WikiLeaks’ online release of nearly 400,000 secret reports on the Iraq war is important news for all people, but has a special significance for urban planners.
Most newspapers have centered their findings on details of the crimes committed, emphasizing the gross violation of Human Rights and cruelty deployed by the U.S. armed forces, either by action or omission.
In my opinion, it is perhaps more important that U.S. Government officials, through their secrecy, have been systematically bypassing some democratic values that could have prevented these and other massacres. In many ways, WikiLeaks epitomizes the values stated in the Universal Declaration of Human Rights, which include: “the right to freedom of opinion and expression; freedom to hold opinions without interference and to seek, receive and impart information and ideas through any media and regardless of frontiers”.

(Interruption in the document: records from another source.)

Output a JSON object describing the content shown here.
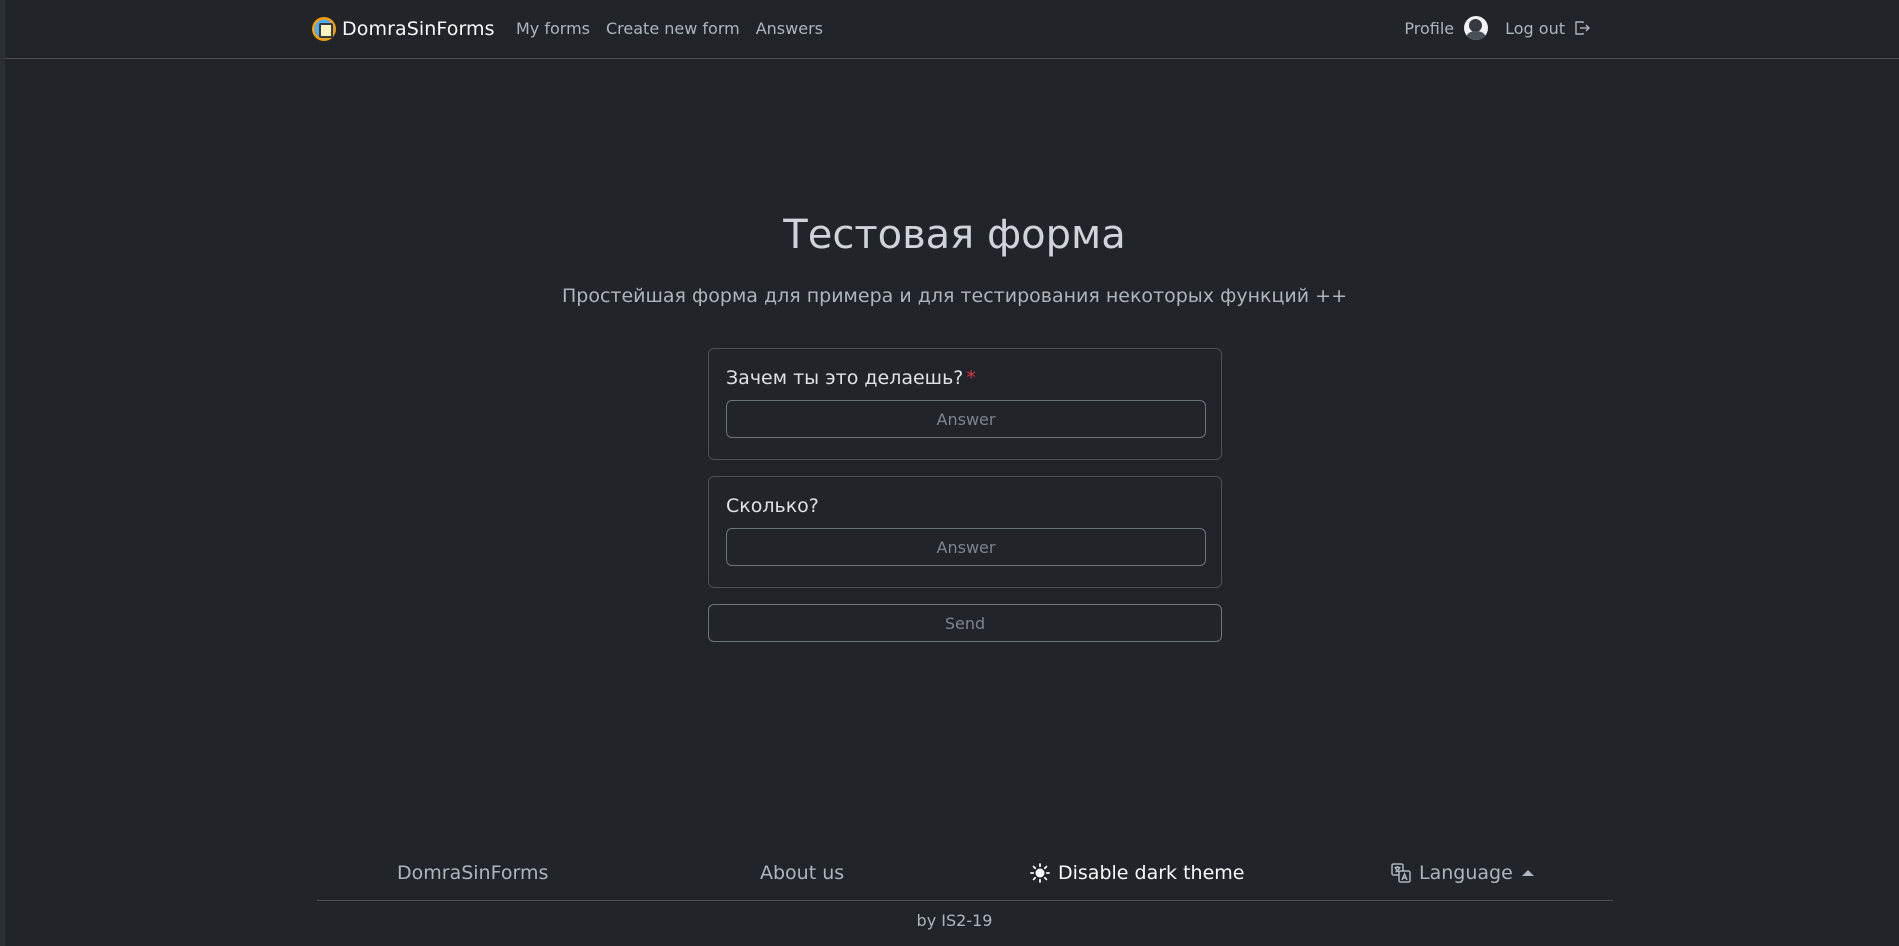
{
  "navbar": {
    "brand": "DomraSinForms",
    "links": [
      "My forms",
      "Create new form",
      "Answers"
    ],
    "profile": "Profile",
    "logout": "Log out"
  },
  "form": {
    "title": "Тестовая форма",
    "description": "Простейшая форма для примера и для тестирования некоторых функций ++",
    "questions": [
      {
        "label": "Зачем ты это делаешь?",
        "required_mark": "*",
        "placeholder": "Answer"
      },
      {
        "label": "Сколько?",
        "placeholder": "Answer"
      }
    ],
    "send": "Send"
  },
  "footer": {
    "brand": "DomraSinForms",
    "about": "About us",
    "theme": "Disable dark theme",
    "language": "Language",
    "byline": "by IS2-19"
  },
  "icons": {
    "logo": "domrasinforms-logo-icon",
    "avatar": "user-avatar",
    "logout": "box-arrow-right-icon",
    "theme": "sun-icon",
    "language": "translate-icon",
    "language_caret": "caret-up-icon"
  },
  "colors": {
    "background": "#212529",
    "border": "#495057",
    "required": "#dc3545"
  }
}
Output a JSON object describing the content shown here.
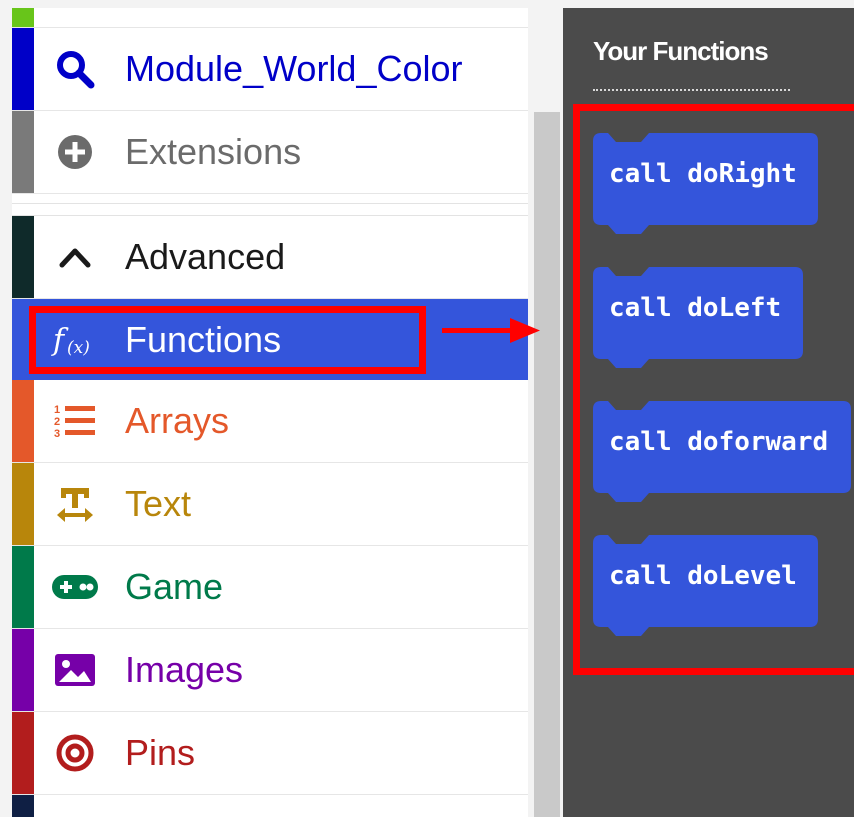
{
  "toolbox": {
    "categories": [
      {
        "id": "module",
        "label": "Module_World_Color",
        "icon": "search-icon",
        "color": "#0000c8",
        "bar_color": "#0000c8"
      },
      {
        "id": "extensions",
        "label": "Extensions",
        "icon": "plus-circle-icon",
        "color": "#6b6b6b",
        "bar_color": "#7a7a7a"
      },
      {
        "id": "advanced",
        "label": "Advanced",
        "icon": "chevron-up-icon",
        "color": "#1a1a1a",
        "bar_color": "#0f2a2a"
      },
      {
        "id": "functions",
        "label": "Functions",
        "icon": "function-icon",
        "color": "#ffffff",
        "bar_color": "#3455db",
        "selected": true
      },
      {
        "id": "arrays",
        "label": "Arrays",
        "icon": "list-icon",
        "color": "#e4582a",
        "bar_color": "#e4582a"
      },
      {
        "id": "text",
        "label": "Text",
        "icon": "text-icon",
        "color": "#b8860b",
        "bar_color": "#b8860b"
      },
      {
        "id": "game",
        "label": "Game",
        "icon": "gamepad-icon",
        "color": "#007a4a",
        "bar_color": "#007a4a"
      },
      {
        "id": "images",
        "label": "Images",
        "icon": "image-icon",
        "color": "#7600a8",
        "bar_color": "#7600a8"
      },
      {
        "id": "pins",
        "label": "Pins",
        "icon": "target-icon",
        "color": "#b21d1d",
        "bar_color": "#b21d1d"
      }
    ]
  },
  "flyout": {
    "title": "Your Functions",
    "block_color": "#3455db",
    "background": "#4b4b4b",
    "blocks": [
      {
        "label": "call doRight"
      },
      {
        "label": "call doLeft"
      },
      {
        "label": "call doforward"
      },
      {
        "label": "call doLevel"
      }
    ]
  },
  "annotations": {
    "highlight_color": "#ff0000"
  }
}
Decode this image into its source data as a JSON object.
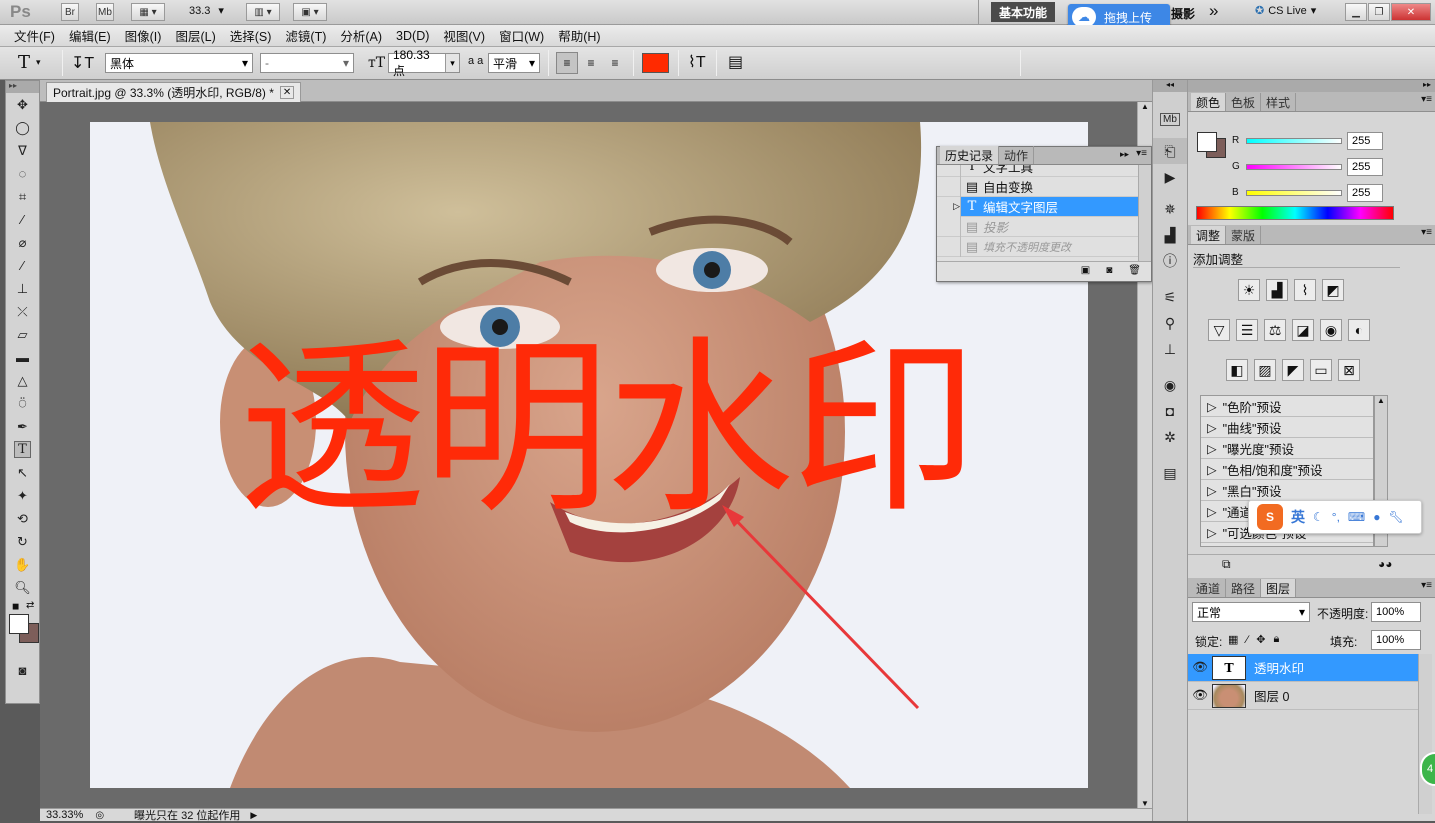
{
  "app": {
    "logo": "Ps",
    "br": "Br",
    "mb": "Mb",
    "zoom": "33.3",
    "workspace": "基本功能",
    "upload": "拖拽上传",
    "suffix": "摄影",
    "more": "»",
    "cslive": "CS Live"
  },
  "menu": [
    "文件(F)",
    "编辑(E)",
    "图像(I)",
    "图层(L)",
    "选择(S)",
    "滤镜(T)",
    "分析(A)",
    "3D(D)",
    "视图(V)",
    "窗口(W)",
    "帮助(H)"
  ],
  "options": {
    "tool_glyph": "T",
    "font_family": "黑体",
    "font_style": "-",
    "font_size": "180.33 点",
    "aa_label": "a a",
    "aa_mode": "平滑",
    "color": "#ff2a00"
  },
  "document": {
    "tab_title": "Portrait.jpg @ 33.3% (透明水印, RGB/8) *",
    "watermark": "透明水印"
  },
  "status": {
    "zoom": "33.33%",
    "message": "曝光只在 32 位起作用"
  },
  "history": {
    "tabs": [
      "历史记录",
      "动作"
    ],
    "items": [
      {
        "label": "文字工具",
        "icon": "T",
        "state": "normal"
      },
      {
        "label": "自由变换",
        "icon": "▤",
        "state": "normal"
      },
      {
        "label": "编辑文字图层",
        "icon": "T",
        "state": "selected"
      },
      {
        "label": "投影",
        "icon": "▤",
        "state": "disabled"
      },
      {
        "label": "填充不透明度更改",
        "icon": "▤",
        "state": "disabled"
      }
    ]
  },
  "color_panel": {
    "tabs": [
      "颜色",
      "色板",
      "样式"
    ],
    "channels": [
      {
        "name": "R",
        "value": "255"
      },
      {
        "name": "G",
        "value": "255"
      },
      {
        "name": "B",
        "value": "255"
      }
    ]
  },
  "adjust_panel": {
    "tabs": [
      "调整",
      "蒙版"
    ],
    "title": "添加调整",
    "presets": [
      "\"色阶\"预设",
      "\"曲线\"预设",
      "\"曝光度\"预设",
      "\"色相/饱和度\"预设",
      "\"黑白\"预设",
      "\"通道混合器\"预设",
      "\"可选颜色\"预设"
    ]
  },
  "ime": {
    "lang": "英"
  },
  "layers_panel": {
    "tabs": [
      "通道",
      "路径",
      "图层"
    ],
    "blend_mode": "正常",
    "opacity_label": "不透明度:",
    "opacity": "100%",
    "lock_label": "锁定:",
    "fill_label": "填充:",
    "fill": "100%",
    "layers": [
      {
        "name": "透明水印",
        "type": "text",
        "selected": true
      },
      {
        "name": "图层 0",
        "type": "image",
        "selected": false
      }
    ]
  },
  "colors": {
    "accent": "#3399ff",
    "watermark": "#ff2a08",
    "annotation_arrow": "#e8383a"
  }
}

Arguments against the leaks have been defensive and aggressive in tone, denoting moral weakness and insecurity. They express themselves as if they were owners of such values and as if they could defend and violate them at will.
How does WikiLeaks relate to urban planning? Democracy is equally important at central and local levels, and urban planning is a discipline that primarily belongs to local governments. The importance of local democracy is this: it is the way people access and directly relate to public administration, where citizen participation in public affairs is most effective and necessary.
Similarly, secrecy does not only occur in central governments; it is sometimes adopted by urban planners, in the name of technical objectivity, as a way of protecting their power. If planners choose to keep key information away from the public, they avoid being accountable to those they are meant to serve. When ideas and solutions are communicated to the public through a sophisticated language and sophisticated diagrams that very few can understand or relate to an on-the-ground reality, planners prevent intrusive opinions that may question their ideas, solutions or performance. This is as antidemocratic as U.S. Military’s secrecy. The latter one has clearly had a much stronger impact, but the values we are dealing with are the same.
Democratic urban planners are those who make their decisions through fair participatory processes, which involves sharing all information through a language that is easy to understand for anyone, listening to people’s opinions, and making planning a learning process for all.